At Tuesday's meeting, President Xi Jinping urged Communist Party of China and government officials at all levels to show greater determination and perseverance in advancing reforms and to find solutions to new problems arising from the reforms.
The leading group adopted six plans covering state owned enterprises, fiscal and tax, finance, judiciary, people's livelihood and party building.
Fiscal and tax system reform will be vitally important for the 13th Five-year Plan (2016-2020), which is high on the agenda of October's plenary session of the Communist Party of China Central Committee, experts agreed.
"The reform will concentrate on budget management, tax refrom and the fiscal relationship between central and local governments," said Ba Shusong, chief economist at the China Banking Association.
"China needs to deepen the fiscal and tax system reform in order to build a modern fiscal system,"said Ba.
Tax reform will focus on the introduction of property tax, adjustment of consumption tax and renovations of individual income tax, according to Ba.
The theme for the tax reform is to "cut indirect taxes" like consumption tax and "add direct ones" such as property tax, said Gao Peiyong, president of the National Academy of Economic Strategy, which is affiliated with the Chinese Academy of Social Sciences.
For the financial relationship of central and local governments, Gao believes the reform will delegate more power to local government for tax income in order to help them balance income and expenditure.
For years China has struggled to rein in local government debt.
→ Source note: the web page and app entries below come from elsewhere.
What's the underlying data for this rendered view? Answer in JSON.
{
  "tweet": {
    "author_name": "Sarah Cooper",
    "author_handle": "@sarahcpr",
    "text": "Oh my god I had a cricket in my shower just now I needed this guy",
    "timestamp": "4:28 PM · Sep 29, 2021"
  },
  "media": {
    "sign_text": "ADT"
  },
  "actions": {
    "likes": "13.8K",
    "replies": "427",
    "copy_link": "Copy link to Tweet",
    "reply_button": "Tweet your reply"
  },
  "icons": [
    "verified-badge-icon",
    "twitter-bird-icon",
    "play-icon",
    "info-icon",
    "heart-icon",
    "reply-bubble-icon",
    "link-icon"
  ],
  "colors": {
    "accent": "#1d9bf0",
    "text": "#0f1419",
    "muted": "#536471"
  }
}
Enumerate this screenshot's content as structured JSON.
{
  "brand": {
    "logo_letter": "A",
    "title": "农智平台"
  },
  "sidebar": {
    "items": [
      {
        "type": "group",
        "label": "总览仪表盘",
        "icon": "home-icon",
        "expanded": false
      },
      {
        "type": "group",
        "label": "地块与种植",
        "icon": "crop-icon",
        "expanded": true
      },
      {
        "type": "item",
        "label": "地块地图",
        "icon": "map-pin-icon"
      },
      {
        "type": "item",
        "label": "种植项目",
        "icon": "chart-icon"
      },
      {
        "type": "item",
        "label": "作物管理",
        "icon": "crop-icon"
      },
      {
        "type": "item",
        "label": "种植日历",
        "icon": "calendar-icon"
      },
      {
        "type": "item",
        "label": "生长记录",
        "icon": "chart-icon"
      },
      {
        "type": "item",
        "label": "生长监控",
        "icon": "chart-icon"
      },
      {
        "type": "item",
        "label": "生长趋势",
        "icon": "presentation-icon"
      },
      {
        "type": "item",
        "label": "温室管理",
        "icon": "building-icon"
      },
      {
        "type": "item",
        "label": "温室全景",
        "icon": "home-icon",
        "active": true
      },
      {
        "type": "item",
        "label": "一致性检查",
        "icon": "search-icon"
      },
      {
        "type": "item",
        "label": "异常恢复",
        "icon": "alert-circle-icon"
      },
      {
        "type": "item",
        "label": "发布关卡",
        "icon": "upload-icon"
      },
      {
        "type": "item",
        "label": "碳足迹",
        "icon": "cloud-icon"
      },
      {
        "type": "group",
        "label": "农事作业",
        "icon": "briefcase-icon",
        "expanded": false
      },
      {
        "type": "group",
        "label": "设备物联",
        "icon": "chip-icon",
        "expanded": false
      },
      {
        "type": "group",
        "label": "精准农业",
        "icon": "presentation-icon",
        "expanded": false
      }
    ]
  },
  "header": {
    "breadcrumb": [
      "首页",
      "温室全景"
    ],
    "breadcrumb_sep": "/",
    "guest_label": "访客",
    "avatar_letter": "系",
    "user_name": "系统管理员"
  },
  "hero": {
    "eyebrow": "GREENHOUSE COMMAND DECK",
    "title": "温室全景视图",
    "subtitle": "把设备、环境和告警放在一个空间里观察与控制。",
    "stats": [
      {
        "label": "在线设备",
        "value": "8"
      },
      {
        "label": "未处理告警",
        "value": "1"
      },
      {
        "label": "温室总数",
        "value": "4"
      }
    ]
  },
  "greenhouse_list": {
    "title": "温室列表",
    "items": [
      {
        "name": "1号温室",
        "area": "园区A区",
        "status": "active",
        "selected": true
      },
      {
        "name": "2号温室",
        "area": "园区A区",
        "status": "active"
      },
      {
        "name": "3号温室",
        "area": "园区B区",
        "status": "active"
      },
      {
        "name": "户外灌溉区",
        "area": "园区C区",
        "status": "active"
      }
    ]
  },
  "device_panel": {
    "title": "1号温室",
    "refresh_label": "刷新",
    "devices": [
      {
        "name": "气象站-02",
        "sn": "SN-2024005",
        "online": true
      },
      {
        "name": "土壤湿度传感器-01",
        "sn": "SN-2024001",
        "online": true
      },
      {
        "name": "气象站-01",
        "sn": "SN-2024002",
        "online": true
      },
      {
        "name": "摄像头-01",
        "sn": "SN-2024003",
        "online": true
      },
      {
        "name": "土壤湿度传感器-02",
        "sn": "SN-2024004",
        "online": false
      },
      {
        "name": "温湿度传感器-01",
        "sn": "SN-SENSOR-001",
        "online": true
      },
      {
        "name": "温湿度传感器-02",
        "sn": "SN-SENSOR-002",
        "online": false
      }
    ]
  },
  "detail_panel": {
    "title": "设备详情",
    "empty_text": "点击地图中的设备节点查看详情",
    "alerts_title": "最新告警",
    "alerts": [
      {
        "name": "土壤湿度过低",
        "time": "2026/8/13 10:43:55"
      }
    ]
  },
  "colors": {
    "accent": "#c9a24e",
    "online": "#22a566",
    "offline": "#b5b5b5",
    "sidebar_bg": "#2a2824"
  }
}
There is no official public data on the size of the problem, but the NAO estimated direct local government debt at 10.9 trillion yuan (1.7 trillion U.S. dollars) at the end of June 2013.